Taking place over three separate time periods – 1953, 1986 and 2019 – Dark is a complicated and rewarding German thriller that’s drawn comparisons to Stranger Things and Twin Peaks.
As the time-travel plot expands, the series moves away from murder mystery and becomes more of an intelligent sci-fi, as characters from across the splintered timelines try to work together to solve the other-worldly mystery that have brought them together.
Money Heist (Netflix)
Spanish drama Money Heist (or La casa de papel) has become a ratings sensation for Netflix – just not in the English-speaking world.
Kicking off with an impossibly-stylish team of international crooks plotting to take over the Spanish mint, this siege epic has seduced audiences with its telenovela-style romantic plots and unashamedly melodramatic twists.
Despite being one of the most streamed shows in Netflix history, Money Heist has only a small following over here – though its distinctive aesthetic is starting to break through. If you’ve ever seen a red cloaked figure in a cartoonish Dali mask on Instagram lately, now you know why.
Suburra: Blood on Rome (Netflix)
Beginning with an audacious plot to blackmail a sex-addicted priest, Suburra soon becomes something resembling a buddy drama as three unlikely allies – a Sinti-speaking closeted gypsy, a would-be policeman, and a gangland heir – team up to try to take control of Rome.
While there are plenty of flashy guns and cars on show (would Netflix ever commission a crime series without them?), Suburra is a cut above the average mafia yarn, creating an almost claustrophobic sense of what it’s like to be caught up in the underworld.
But for all the snarling gangster types on show, it’s notable that the show’s star turn comes from former Italian showgirl Claudia Gerini who plays the superbly-corrupt advisor to the Holy See, Sara Monaschi.
Call My Agent (Netflix)
Like a Gallic answer to Curb Your Enthusiasm, cult comedy Call My Agent has been lapped up by French viewers for its affectionate yet waspish take on the country’s artistic traditions.
Just look at the guest-stars who have been drawn to the show – with the likes of Monica Bellucci, Isabelle Huppet and Juliette Binoche all appearing in recent years. Gerard Depardieu, meanwhile, is rumoured to be due a turn in the upcoming season.
And even those of us dependent on the subtitles can still appreciate the whip-smart Succession-esque dialogue that’s won praise from critics and fans alike.
The Valhalla Murders (Netflix)
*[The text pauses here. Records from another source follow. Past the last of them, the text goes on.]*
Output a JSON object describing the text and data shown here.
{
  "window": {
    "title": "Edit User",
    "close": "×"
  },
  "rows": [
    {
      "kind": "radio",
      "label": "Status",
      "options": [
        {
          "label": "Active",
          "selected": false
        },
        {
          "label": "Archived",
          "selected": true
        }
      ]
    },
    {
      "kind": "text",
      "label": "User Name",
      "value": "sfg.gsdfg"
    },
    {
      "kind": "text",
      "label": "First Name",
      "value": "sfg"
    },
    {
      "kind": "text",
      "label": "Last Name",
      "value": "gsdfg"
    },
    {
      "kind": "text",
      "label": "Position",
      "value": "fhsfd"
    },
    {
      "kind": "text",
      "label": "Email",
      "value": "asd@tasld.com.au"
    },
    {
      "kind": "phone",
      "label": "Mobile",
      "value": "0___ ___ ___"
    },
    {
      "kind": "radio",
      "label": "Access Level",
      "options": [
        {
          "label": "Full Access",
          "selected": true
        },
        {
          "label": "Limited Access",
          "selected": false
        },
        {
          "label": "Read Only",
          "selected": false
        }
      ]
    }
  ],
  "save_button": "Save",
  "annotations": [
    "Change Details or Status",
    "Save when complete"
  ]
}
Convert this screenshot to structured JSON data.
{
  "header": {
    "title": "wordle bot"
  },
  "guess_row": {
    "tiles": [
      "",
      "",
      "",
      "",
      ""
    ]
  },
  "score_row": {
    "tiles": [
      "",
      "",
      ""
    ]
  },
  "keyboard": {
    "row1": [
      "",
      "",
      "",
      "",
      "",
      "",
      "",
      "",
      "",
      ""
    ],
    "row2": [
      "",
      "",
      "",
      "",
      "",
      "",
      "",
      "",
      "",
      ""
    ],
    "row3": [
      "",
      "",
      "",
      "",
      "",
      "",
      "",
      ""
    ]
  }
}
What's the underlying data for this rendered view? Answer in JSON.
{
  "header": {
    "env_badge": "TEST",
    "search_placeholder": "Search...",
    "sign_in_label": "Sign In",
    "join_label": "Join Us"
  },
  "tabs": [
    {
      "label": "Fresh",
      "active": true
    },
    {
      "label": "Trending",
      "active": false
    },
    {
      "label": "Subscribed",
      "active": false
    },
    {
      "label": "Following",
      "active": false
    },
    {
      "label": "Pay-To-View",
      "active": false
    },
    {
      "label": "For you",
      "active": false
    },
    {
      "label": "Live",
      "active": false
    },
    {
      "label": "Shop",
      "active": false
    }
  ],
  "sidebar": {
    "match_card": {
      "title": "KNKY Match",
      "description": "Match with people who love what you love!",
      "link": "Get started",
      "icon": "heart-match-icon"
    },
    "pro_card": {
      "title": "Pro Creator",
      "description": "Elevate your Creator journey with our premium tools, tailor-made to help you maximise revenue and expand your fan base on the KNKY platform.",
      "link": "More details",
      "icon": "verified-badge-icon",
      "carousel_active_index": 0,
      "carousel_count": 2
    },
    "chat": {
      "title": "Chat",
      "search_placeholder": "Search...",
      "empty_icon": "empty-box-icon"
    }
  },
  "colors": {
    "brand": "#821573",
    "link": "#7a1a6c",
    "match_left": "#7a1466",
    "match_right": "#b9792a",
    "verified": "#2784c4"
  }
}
While the Nordic noir genre is so well established it could probably have its own dedicated streaming service, The Valhalla Murders is one of only two efforts from plucky Iceland to make it to Netflix.
Revolving around a suitably grisly plot involving child abduction from a state institution, the eight-part series weaves in enough clever procedural twists to have fans of the genre keenly watching every move.
Of course being Icelandic, The Valhalla Murders does have one secret weapon when it comes to its regional counterparts: the sheer amount of breathtaking scenery on show. Prepare to get some serious landscape envy.
Billed as Spain’s answer to Gossip Girl, Elite is a knowingly trashy – but no less engaging – romp about three working-class teens who end up transferred to a school for the children of the super-rich.
Making liberal use of flash forwards – in which the previously cocksure teens are quizzed in custody – the first season slowly builds towards an almost implausible murder, after which things only get wilder.
Having established itself as a guilty pleasure for people who wouldn’t otherwise own up to watching it, Elite has just been renewed for its fourth and final season. All things being well, it’s due to arrive on Netflix in 2021.